In 1989, the city of San Francisco approved Proposition B, a ballot measure that approved a half-cent sales tax for transportation, the expenditure plan that was included in the proposition prioritized the planning and implementation of transit expansion along four transit corridors including Geary Boulevard.[4] Subsequently, the San Francisco County Transportation Authority (SFCTA) conducted a study, titled the Four Corridor Plan, to determine the details of the transportation improvements along the corridors included in the Proposition B plan.[5] The study called for a subway-surface rail line along Geary.

Refocused to bus rapid transit[edit]

With the Proposition B tax expiring in 2010, the voters of San Francisco approved Proposition K in 2003 that extended the tax and established a new expenditure plan, the new plan funded the Geary Bus Rapid Transit project and mandated the implementation of a bus rapid transit network. Proposition K mandates that Geary BRT be built to "rail-ready standards" to accommodate a planned future conversion to light rail.[6]

Subsequently, in 2007 the SFCTA published a feasibility report for the project.[7] Starting in 2008, the SFCTA started an environmental impact review process; in 2017, the SFCTA approved the final environmental impact report for the project after thirteen years of studying the feasibility and impacts for the proposed bus infrastructure.[1] With that milestone, the project was handed off to the San Francisco Municipal Transportation Agency for design and implementation.

See also[edit]

References[edit]

  1. ^ a b Rodriguez, Joe Fitzgerald (5 January 2017). "Transit officials approve key milestone for Geary bus project". San Francisco Examiner. Retrieved 1 August 2017. 
  2. ^ "SFMTA Board Approves Plans For Geary Bus Rapid Transit Project". Hoodline.

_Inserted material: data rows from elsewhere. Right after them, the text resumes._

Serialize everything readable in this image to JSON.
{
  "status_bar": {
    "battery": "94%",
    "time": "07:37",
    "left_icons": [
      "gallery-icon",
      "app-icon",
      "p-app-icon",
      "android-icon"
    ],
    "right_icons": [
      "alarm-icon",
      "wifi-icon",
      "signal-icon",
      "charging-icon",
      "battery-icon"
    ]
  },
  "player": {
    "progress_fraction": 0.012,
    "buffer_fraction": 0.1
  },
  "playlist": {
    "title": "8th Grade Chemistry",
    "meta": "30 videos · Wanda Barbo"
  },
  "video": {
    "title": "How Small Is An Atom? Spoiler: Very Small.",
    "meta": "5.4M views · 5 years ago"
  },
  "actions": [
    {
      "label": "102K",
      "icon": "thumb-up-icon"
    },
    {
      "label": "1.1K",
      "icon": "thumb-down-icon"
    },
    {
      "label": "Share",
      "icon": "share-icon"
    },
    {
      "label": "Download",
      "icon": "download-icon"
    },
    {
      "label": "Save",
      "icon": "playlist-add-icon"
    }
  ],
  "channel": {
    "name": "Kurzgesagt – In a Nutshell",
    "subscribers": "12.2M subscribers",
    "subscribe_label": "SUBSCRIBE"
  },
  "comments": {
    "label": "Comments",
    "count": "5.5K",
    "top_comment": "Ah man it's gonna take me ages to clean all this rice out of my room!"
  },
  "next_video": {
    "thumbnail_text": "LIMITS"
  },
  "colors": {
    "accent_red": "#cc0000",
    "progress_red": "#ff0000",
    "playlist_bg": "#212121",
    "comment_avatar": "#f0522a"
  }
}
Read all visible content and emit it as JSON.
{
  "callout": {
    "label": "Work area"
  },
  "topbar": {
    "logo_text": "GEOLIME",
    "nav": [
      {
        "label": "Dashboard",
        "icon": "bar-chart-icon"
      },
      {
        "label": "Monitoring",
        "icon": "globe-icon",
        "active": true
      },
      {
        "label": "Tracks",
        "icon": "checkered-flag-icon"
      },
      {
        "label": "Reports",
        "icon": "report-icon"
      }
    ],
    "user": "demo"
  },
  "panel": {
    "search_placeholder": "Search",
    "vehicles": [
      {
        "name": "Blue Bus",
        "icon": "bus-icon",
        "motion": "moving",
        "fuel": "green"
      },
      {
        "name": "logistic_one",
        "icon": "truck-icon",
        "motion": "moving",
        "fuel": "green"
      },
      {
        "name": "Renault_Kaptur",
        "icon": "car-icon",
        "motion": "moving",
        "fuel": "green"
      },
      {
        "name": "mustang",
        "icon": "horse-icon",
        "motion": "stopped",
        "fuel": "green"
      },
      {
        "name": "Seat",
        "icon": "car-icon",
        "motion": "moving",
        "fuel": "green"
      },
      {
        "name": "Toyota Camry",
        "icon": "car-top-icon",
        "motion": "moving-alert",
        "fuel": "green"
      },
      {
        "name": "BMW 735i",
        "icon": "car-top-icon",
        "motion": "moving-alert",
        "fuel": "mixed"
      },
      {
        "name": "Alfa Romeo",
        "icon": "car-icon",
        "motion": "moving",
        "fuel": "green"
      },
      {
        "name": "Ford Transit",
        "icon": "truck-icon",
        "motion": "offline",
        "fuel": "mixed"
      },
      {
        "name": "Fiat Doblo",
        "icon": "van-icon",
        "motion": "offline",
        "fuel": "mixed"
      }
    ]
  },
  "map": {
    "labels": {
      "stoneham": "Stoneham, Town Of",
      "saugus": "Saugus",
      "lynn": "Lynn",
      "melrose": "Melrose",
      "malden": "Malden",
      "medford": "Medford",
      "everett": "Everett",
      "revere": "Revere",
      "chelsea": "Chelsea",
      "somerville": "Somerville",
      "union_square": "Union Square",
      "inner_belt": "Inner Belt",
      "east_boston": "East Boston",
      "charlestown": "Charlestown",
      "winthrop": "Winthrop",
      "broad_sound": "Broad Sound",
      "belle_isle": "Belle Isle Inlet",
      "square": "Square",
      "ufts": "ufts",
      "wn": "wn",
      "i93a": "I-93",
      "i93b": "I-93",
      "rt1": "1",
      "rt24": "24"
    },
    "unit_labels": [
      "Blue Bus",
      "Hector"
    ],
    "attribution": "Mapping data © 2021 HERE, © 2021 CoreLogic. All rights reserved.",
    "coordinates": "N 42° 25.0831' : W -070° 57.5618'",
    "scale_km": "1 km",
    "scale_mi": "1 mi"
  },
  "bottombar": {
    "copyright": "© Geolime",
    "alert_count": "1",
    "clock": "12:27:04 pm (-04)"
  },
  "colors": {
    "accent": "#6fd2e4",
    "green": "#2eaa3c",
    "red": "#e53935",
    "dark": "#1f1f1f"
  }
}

Retrieved 1 August 2017. 
  3. ^ "What Might Have Been: Geary". September 22, 2008. Retrieved May 8, 2018. 
  4. ^ "San Francisco Voter Information Pamphlet" (PDF). November 7, 1989. Retrieved May 8, 2018. 
  5. ^ San Francisco County Transportation Authority (June 1995). "Four Corridor Plan" (PDF). Retrieved May 8, 2018. 
  6. ^ "San Francisco Voter Information Pamphlet" (PDF). November 4, 2003. Retrieved May 8, 2018. 
  7. ^ San Francisco County Transportation Authority (June 2007). "Geary Corridor Bus Rapid Transit Study, Feasibility Study Final Report" (PDF). Retrieved May 8, 2018. 

External links[edit]